“I can remember when most of the talk involving this city was about what we were losing, and what we would lose next, as far as businesses in our downtown area,” he continued. “But now it seems we’re discussing what’s new and what could be next, and that has been something that has changed since I was in high school at Wheeling Park.”
This city, where the state of West Virginia was created on June 23, 1863, has been “on the map” since the Revolutionary War era, but it wasn’t until the 1930s that Wheeling was home for more than 62,000 citizens. Although the population began to decline in the late 1940s, attractions like Oglebay Park, Jamboree U.S.A., and Wheeling Downs still drew millions to a city that served the Upper Ohio Valley as the primary provider of business and medical services, all-scale retail options, and big-time entertainment.
But since then the city’s star has faded because the Jamboree shuttered in the mid-2000s, the legalization of casinos in Ohio and Pennsylvania robbed the Wheeling Island destination of more than a million annual visitors during the past 10 years, and the deletions of manufacturing and coal-mining jobs have been realized since the 1970s.
Those developments among others remanded Wheeling as “one of those places along the interstate.”
What might change that, though?
“There truly are a lot of stories to be told about the city of Wheeling because this area is so rich in history, in historic architecture, and with several quality attractions, but I believe the next aspect of the city that will place Wheeling back on the map is our food. We really do have some amazing restaurants in this area, and I say that after traveling the county making videos at several restaurants.
“And we don’t know what might pop up next because there are so many great ideas that I’ve discussed with a lot of people since I returned home,” he said. “Right now, I know I am concentrating on helping those who are pushing forward with this current movement toward development and improving the quality of life, but I am hopeful that there will be a time when the high school and college students in Wheeling will be included in the conversation about Wheeling’s next step.

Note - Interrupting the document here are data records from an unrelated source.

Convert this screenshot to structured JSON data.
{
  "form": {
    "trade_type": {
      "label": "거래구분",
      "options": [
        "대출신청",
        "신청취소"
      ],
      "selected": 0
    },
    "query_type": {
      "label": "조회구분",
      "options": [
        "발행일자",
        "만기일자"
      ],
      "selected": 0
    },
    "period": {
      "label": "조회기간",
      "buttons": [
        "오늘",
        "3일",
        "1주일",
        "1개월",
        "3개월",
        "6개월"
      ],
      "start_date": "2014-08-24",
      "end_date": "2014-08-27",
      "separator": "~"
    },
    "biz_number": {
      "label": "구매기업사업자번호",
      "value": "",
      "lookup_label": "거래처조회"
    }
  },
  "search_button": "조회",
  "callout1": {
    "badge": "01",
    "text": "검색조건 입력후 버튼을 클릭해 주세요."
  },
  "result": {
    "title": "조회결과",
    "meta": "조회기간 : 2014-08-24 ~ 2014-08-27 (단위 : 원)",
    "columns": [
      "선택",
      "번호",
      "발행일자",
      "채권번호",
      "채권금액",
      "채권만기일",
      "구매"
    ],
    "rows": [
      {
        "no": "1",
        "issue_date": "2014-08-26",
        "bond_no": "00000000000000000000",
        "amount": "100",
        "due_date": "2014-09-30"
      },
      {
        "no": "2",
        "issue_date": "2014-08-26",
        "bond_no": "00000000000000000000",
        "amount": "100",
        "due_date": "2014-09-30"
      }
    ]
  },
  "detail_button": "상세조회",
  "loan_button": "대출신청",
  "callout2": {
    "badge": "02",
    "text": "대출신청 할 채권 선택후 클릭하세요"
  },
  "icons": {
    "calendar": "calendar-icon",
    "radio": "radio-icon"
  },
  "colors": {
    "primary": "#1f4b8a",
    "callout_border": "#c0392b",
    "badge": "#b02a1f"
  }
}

“I do like what I’ve been seeing lately,” Kellas added. “It’s good to witness progress.”
(Photos provided by George Kellas)